29 August 2006

Sacramental vs. missional?

Scot McKnight has a very thought-provoking post this morning which, among other things, highlights a difference he has with the sacramental traditions within the Body of Christ (Eastern Orthodox, Roman Catholic, Anglican, Lutheran, etc.):

I have one big beef with all of the major, high church liturgical traditions. That is, they tend to make “church” about going to church on Sunday morning in order to let the “magic” (as one of my Roman Catholic friends calls it) happen. That is, because they are sacramental (and I’m not), they tend to see the major thing the church does is provide mass, communion, whatever you want to call it. This is a mistake — and my sacramental friends will disagree with me. I see the functional model at work in such churches to be “attractional.” People come to church, not solely, but primarily for the communion service.

I believe “church” is about gathering in fellowship and worship and instruction but the focus of church is about being empowered to a missional life in the community — in evangelism and service. This has been the emphasis of the evangelical movement for a long, long time and that is where my heart is.

The test for a church, in my judgment, is its zeal for what the followers of Jesus are supposed to be doing: evangelizing, worshiping, praying, learning theology, serving, being compassionate, etc.. In other words, are its ministries holistic? Do they believe in the whole gospel? Do they practice the whole gospel?

Wow. Here’s one of Scot's sacramental friends not necessarily disagreeing with him. To be perfectly honest, I’d never thought this issue through clearly before, but practically and generally speaking, I can’t say he's wrong. I don’t think “sacramental” and “missional” are opposed in principle, and I can think of plenty of examples of Christian communities that are both - from missional movements within Roman Catholicism to “emerging” churches rooted in sacramental traditions (like Seattle’s Church of the Apostles and my own Common Table) to churches with thoroughly low-church evangelical roots that have placed a renewed emphasis on the sacraments (like Solomon’s Porch in Minneapolis). But in practice, I think you’re right about the attractional emphasis of established sacramental traditions. Is it really harder for (say) ECUSA folks to grasp the missional mindset than for (say) PCUSA folks, due to this issue? And even in the "both/and" communities I know, can the sacramental focus in some way be a hindrance to missional transformation?

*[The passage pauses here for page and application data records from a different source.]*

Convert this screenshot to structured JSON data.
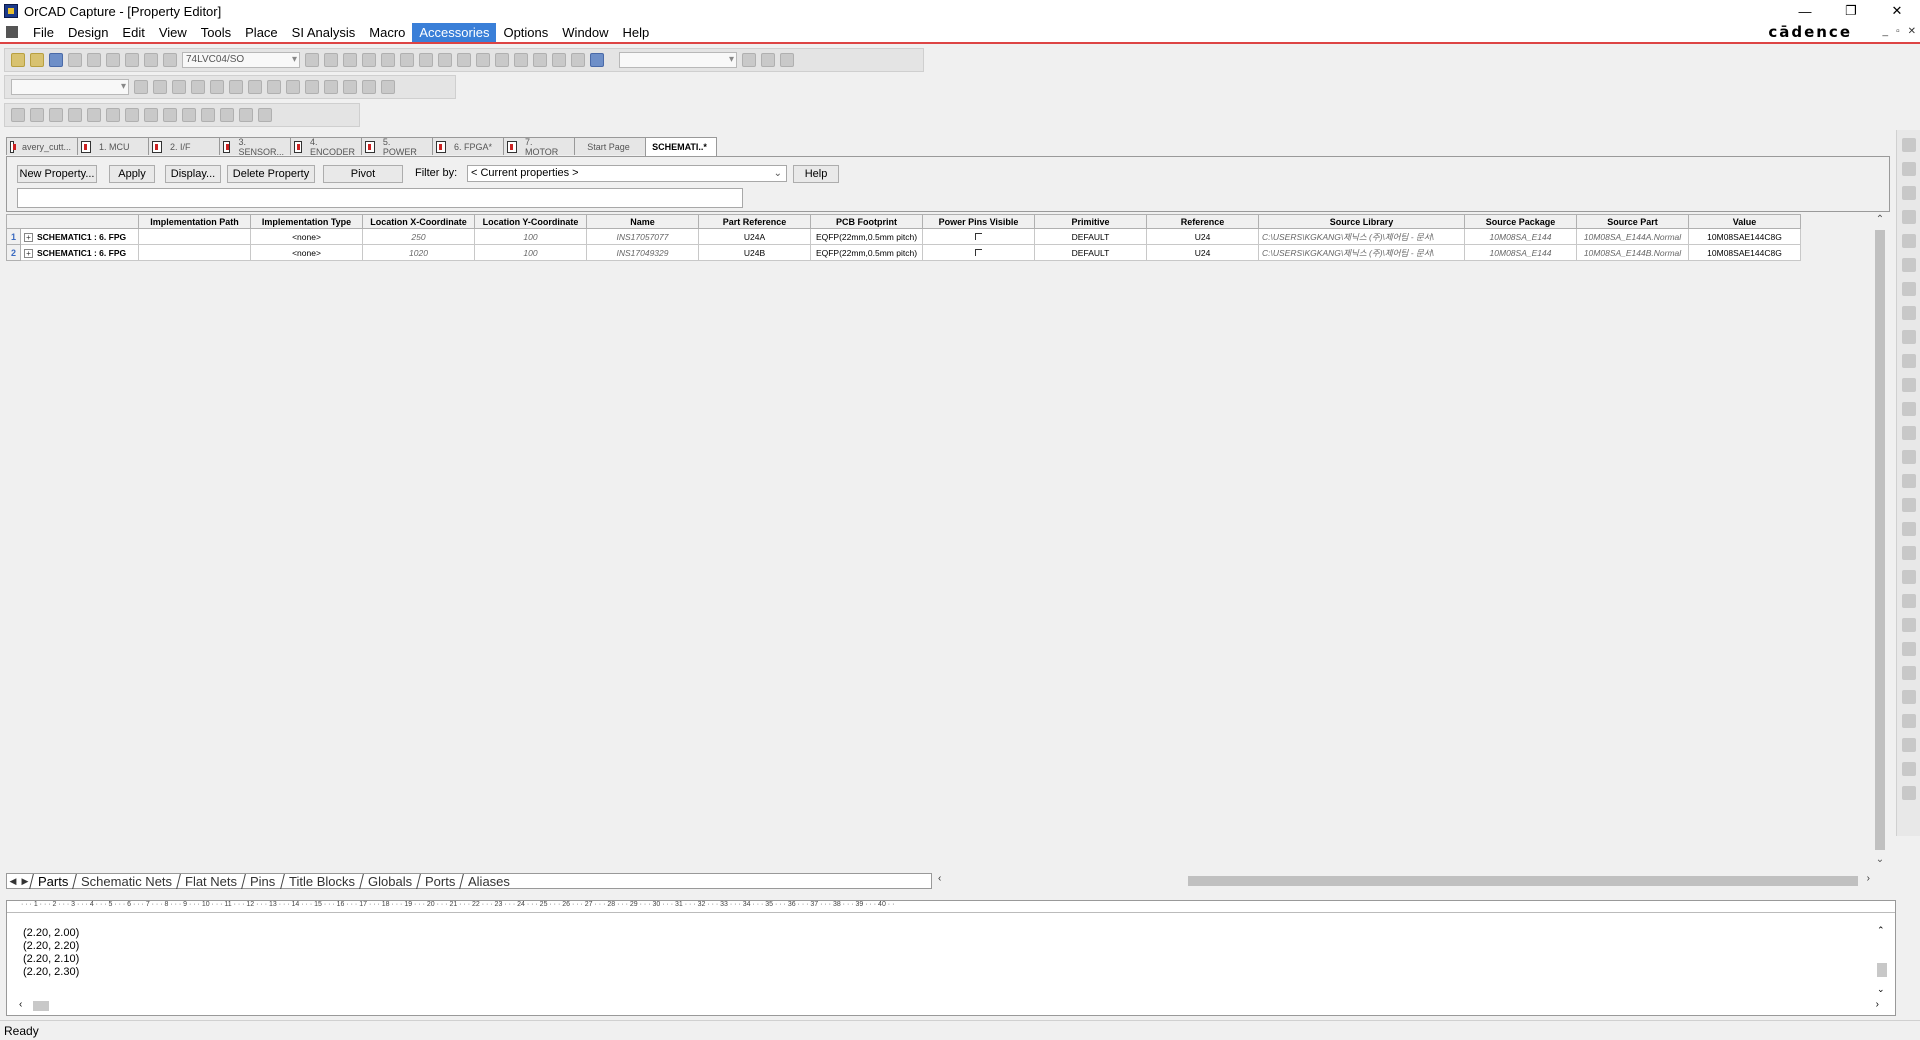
{
  "window": {
    "title": "OrCAD Capture - [Property Editor]",
    "brand": "cādence"
  },
  "menu": [
    "File",
    "Design",
    "Edit",
    "View",
    "Tools",
    "Place",
    "SI Analysis",
    "Macro",
    "Accessories",
    "Options",
    "Window",
    "Help"
  ],
  "menu_active": "Accessories",
  "toolbar": {
    "part_combo": "74LVC04/SO"
  },
  "doc_tabs": [
    "avery_cutt...",
    "1. MCU",
    "2. I/F",
    "3. SENSOR...",
    "4. ENCODER",
    "5. POWER",
    "6. FPGA*",
    "7. MOTOR",
    "Start Page",
    "SCHEMATI..*"
  ],
  "editor": {
    "new_property": "New Property...",
    "apply": "Apply",
    "display": "Display...",
    "delete_property": "Delete Property",
    "pivot": "Pivot",
    "filter_label": "Filter by:",
    "filter_value": "< Current properties >",
    "help": "Help"
  },
  "grid": {
    "columns": [
      "Implementation Path",
      "Implementation Type",
      "Location X-Coordinate",
      "Location Y-Coordinate",
      "Name",
      "Part Reference",
      "PCB Footprint",
      "Power Pins Visible",
      "Primitive",
      "Reference",
      "Source Library",
      "Source Package",
      "Source Part",
      "Value"
    ],
    "rows": [
      {
        "num": "1",
        "head": "SCHEMATIC1 : 6. FPG",
        "impl_path": "",
        "impl_type": "<none>",
        "x": "250",
        "y": "100",
        "name": "INS17057077",
        "part_ref": "U24A",
        "footprint": "EQFP(22mm,0.5mm pitch)",
        "primitive": "DEFAULT",
        "reference": "U24",
        "source_library": "C:\\USERS\\KGKANG\\제닉스 (주)\\제어팀 - 문서\\",
        "source_package": "10M08SA_E144",
        "source_part": "10M08SA_E144A.Normal",
        "value": "10M08SAE144C8G"
      },
      {
        "num": "2",
        "head": "SCHEMATIC1 : 6. FPG",
        "impl_path": "",
        "impl_type": "<none>",
        "x": "1020",
        "y": "100",
        "name": "INS17049329",
        "part_ref": "U24B",
        "footprint": "EQFP(22mm,0.5mm pitch)",
        "primitive": "DEFAULT",
        "reference": "U24",
        "source_library": "C:\\USERS\\KGKANG\\제닉스 (주)\\제어팀 - 문서\\",
        "source_package": "10M08SA_E144",
        "source_part": "10M08SA_E144B.Normal",
        "value": "10M08SAE144C8G"
      }
    ]
  },
  "sheet_tabs": [
    "Parts",
    "Schematic Nets",
    "Flat Nets",
    "Pins",
    "Title Blocks",
    "Globals",
    "Ports",
    "Aliases"
  ],
  "log_lines": [
    "(2.20, 2.00)",
    "(2.20, 2.20)",
    "(2.20, 2.10)",
    "(2.20, 2.30)"
  ],
  "status": "Ready"
}
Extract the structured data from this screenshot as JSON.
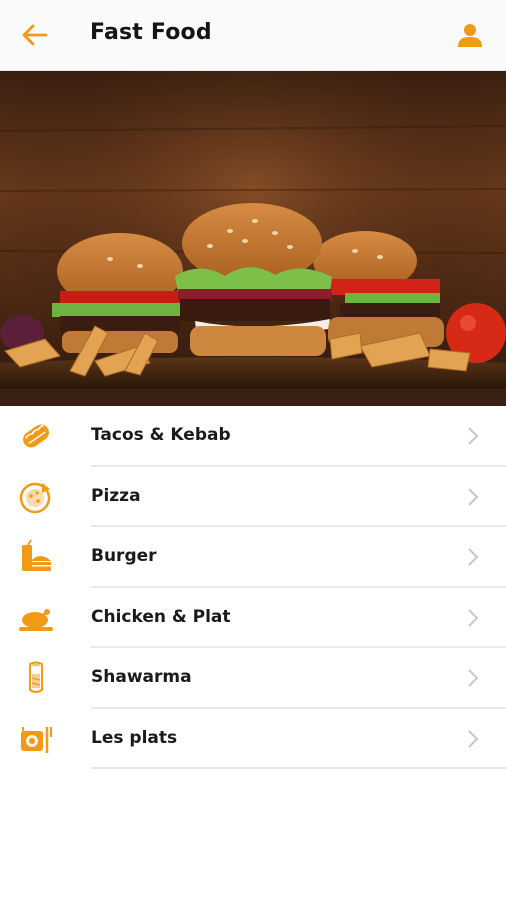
{
  "header": {
    "title": "Fast Food",
    "accent_color": "#F29A16",
    "back_icon": "arrow-left-icon",
    "profile_icon": "user-icon"
  },
  "hero": {
    "description_icon": "burgers-photo"
  },
  "menu": {
    "items": [
      {
        "label": "Tacos & Kebab",
        "icon": "taco-icon"
      },
      {
        "label": "Pizza",
        "icon": "pizza-icon"
      },
      {
        "label": "Burger",
        "icon": "burger-drink-icon"
      },
      {
        "label": "Chicken & Plat",
        "icon": "roast-chicken-icon"
      },
      {
        "label": "Shawarma",
        "icon": "shawarma-wrap-icon"
      },
      {
        "label": "Les plats",
        "icon": "plate-icon"
      }
    ]
  }
}
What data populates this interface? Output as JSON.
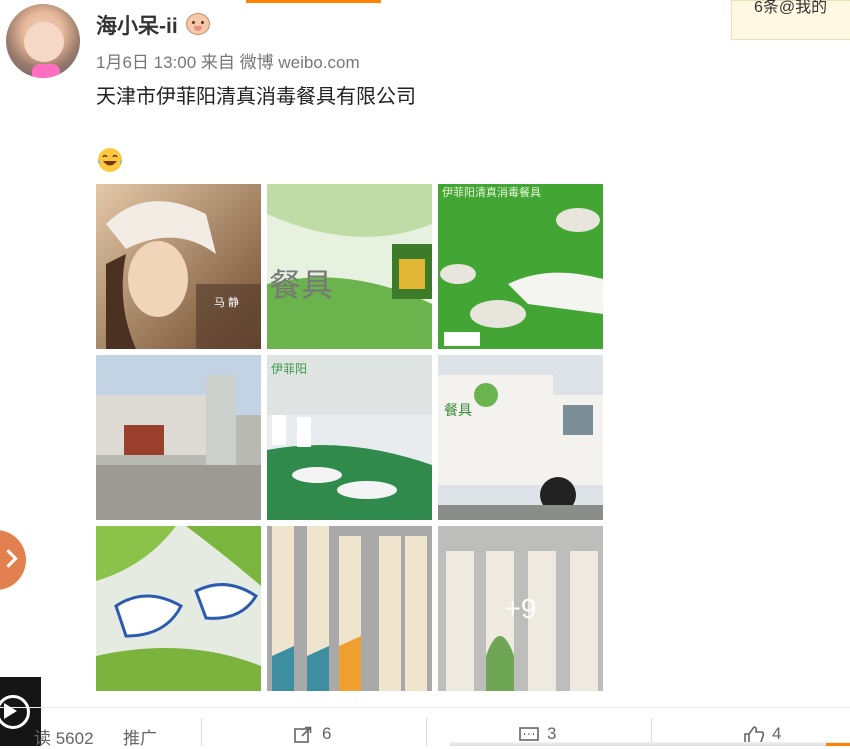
{
  "user": {
    "name": "海小呆-ii",
    "avatar_icon": "avatar-photo",
    "badge_icon": "monkey-badge-icon"
  },
  "post": {
    "meta": "1月6日 13:00 来自 微博 weibo.com",
    "text": "天津市伊菲阳清真消毒餐具有限公司",
    "emoji": "laughing-tears-emoji",
    "images": [
      {
        "kind": "portrait-woman-photo",
        "caption": "马 静"
      },
      {
        "kind": "green-tableware-ad",
        "caption": "餐具"
      },
      {
        "kind": "green-bowl-landscape",
        "caption": "伊菲阳清真消毒餐具"
      },
      {
        "kind": "factory-building-photo",
        "caption": ""
      },
      {
        "kind": "production-line-photo",
        "caption": "伊菲阳"
      },
      {
        "kind": "delivery-truck-photo",
        "caption": "餐具"
      },
      {
        "kind": "blue-white-porcelain-photo",
        "caption": ""
      },
      {
        "kind": "chopsticks-packaging-design",
        "caption": ""
      },
      {
        "kind": "packaging-design-more",
        "caption": ""
      }
    ],
    "more_count": "+9"
  },
  "notification": {
    "text": "6条@我的"
  },
  "actions": {
    "reads": "读 5602",
    "promote": "推广",
    "share_count": "6",
    "comment_count": "3",
    "like_count": "4"
  },
  "colors": {
    "accent": "#ff8200",
    "bubble": "#e38050"
  }
}
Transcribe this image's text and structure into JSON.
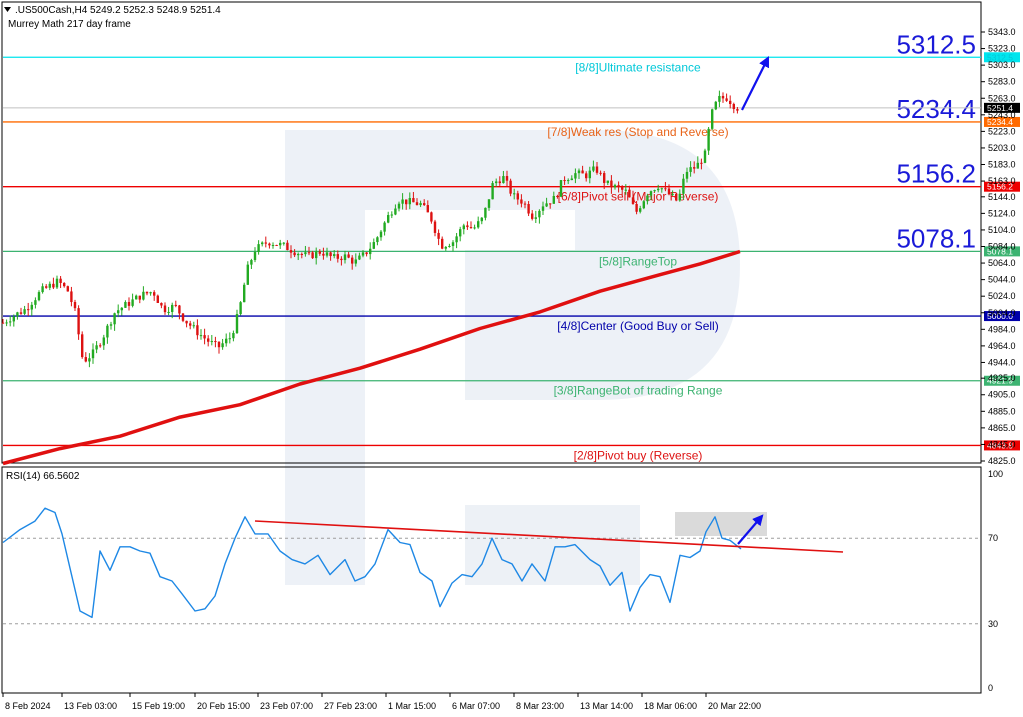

I still feel pretty certain that it's possible for a community to be both joyously sacramental and passionately missional - but I suspect that such a community needs to be constantly vigilant that they don't slip into a wholly attractional "if we keep dispensin' the magic, they will come" mode. Could this happen within a generation, in a community that walked a tough path of missional transformation just a few years before? It seems plausible to me.

Much to think about. Thanks, Scot!


spankey said...

My only "beef" with Scot is his use of "church" in varying contexts. Church can mean the action of liturgy. Church can mean a buidling. Church can mean the Body of Christ. And in his post he seem to use at least 1 and 3 interchangably. As a (sometimes non-) liturgical sacramentalist I'd challenge that the "church" he speaks of in paragraph 1 is the action of liturgy and the "church" he hopes for in paragraphs 2 and 3 is the Body of Christ.

To confuse these definitions creates exactly what he talks about. To allow for all 3 definitions of church creates room for a missional, sacramental church to exist. And I'm spending 3 years in seminary banking on the fact that such a "church" is possible.

Steve Hayes said...

I think your friend Scot has entirely misunderstood the sacramental, and couldn't have got it more wrong.

Perhaps that's because of Western culture being a consumer society, and so the world is divided into "consumers" and "providers", and the providers providing things for consumers to consume. "Consumers" and "providers" are roles people play, and they change them from time to time. At times we are providers, and at other times consumers.

So Scot gives the picture of the Church as a "service provider", providing "services" which consumers "go to church" to "consume".

What seems to be missing altogether from his conception is the idea of the church as the Body of Christ".

Recommended reading for Scot (and anyone who thinks like him): The world as sacrament by Alexander Schmemann (also published under the title For the life of the world

Anonymous said...

sacramental, my first choise
I too feel that it's possible for a community to be both joyously sacramental and passionately missional.